The purpose of NFTY Jigs is to be a platform on top of which other games and applications can be built. The NFTs are the platform. Just like a PlayStation is a platform for building games, NFTY Jigs are a platform for building games. A game created for NFTY Jigs requires that users have NFTY Jig NFTs in order to play, the same way a game created for PlayStation requires that users have a PlayStation to play.
The difference between NFTY Jigs and a PlayStation is that NFTY Jigs are designed for each user to have a unique starting point. No NFTY Jig is the same as any other because it has a unique serial number, and no collection of NFTY Jigs is the same as another collection. A game for PlayStation starts the same for every user. A game for NFTY Jigs starts differently for every user based on which NFTY Jigs the user owns.
Why would someone build a game for NFTY Jigs? Why not create the game through NFT 1.0 like Gods Unchained, a deck-building game where each card is its own NFT? It’s the same reason people create games for PlayStation. NFTY Jigs are a distribution channel. If NFTY Jigs are widely distributed like PlayStations, then game builders have a set of players readily available to start playing their game. If NFTY Jigs makes it easier to build certain games like PlayStation does, then creators can build more quickly with NFTY Jigs than without. NFTY Jigs serves games which require unique building blocks, the same way PlayStation serves games which require a controller with two joysticks and 8 buttons.
What games require unique building blocks? Tons! Deck-building games like Magic the Gathering are built on the assumption that every player has a unique set of cards. Avatar based games like World of Warcraft are built around the fact that each player has unique qualities and unique items. Games like Civilization or Farmville involve building a unique world. The ability to easily bring unique building blocks into a game unlocks a whole set of new possibilities.

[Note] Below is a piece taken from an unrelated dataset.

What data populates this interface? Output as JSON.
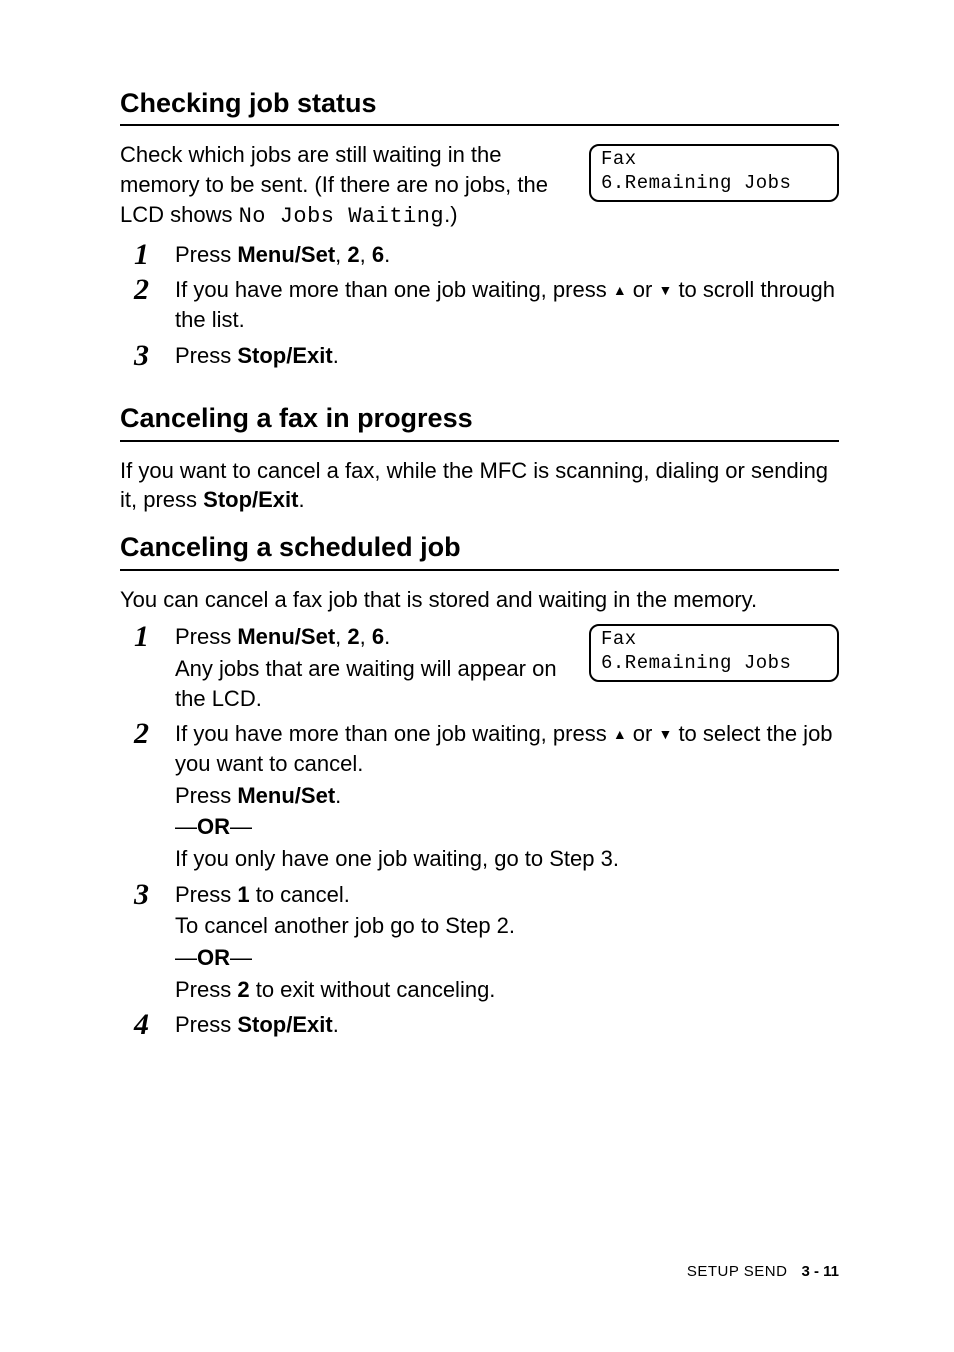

NFT 2.0 turns something simple like a deck-building game into something amazing. Magic cards, Pokemon cards and other deck building games are like NFT 1.0 — they are all distinct, final products. This is unlike a PlayStation which can be used for all kinds of different games. If deck-building games were created with NFT 2.0, then one set of cards could be Magic cards, Pokemon cards, and 1000 other games all at once. If you are bored of one game, just switch the game and each of the cards you own will automatically switch to the new context. Each NFT works in every game, and can be something totally different in each game, all while still being a one-of-a-kind collectible.
The Future of Gaming is NFTs and NFTY Jigs
So far, we have just scratched the surface of NFT 2.0 and NFTY Jigs. NFTs and blockchain will transform the $100 billion video game industry and more. The ability to use digital property as a foundation for creating games and applications brings us a massive step closer to the metaverse, Neil Stephenson’s term to describe “a collective virtual shared space, created by the convergence of virtually enhanced physical reality and physically persistent virtual space, including the sum of all virtual worlds, augmented reality, and the Internet.” To reserve your spot in the metaverse, check out nftyjigs.com and the NFTY Jigs presale beginning March 25, 2021 at 12 PM EST.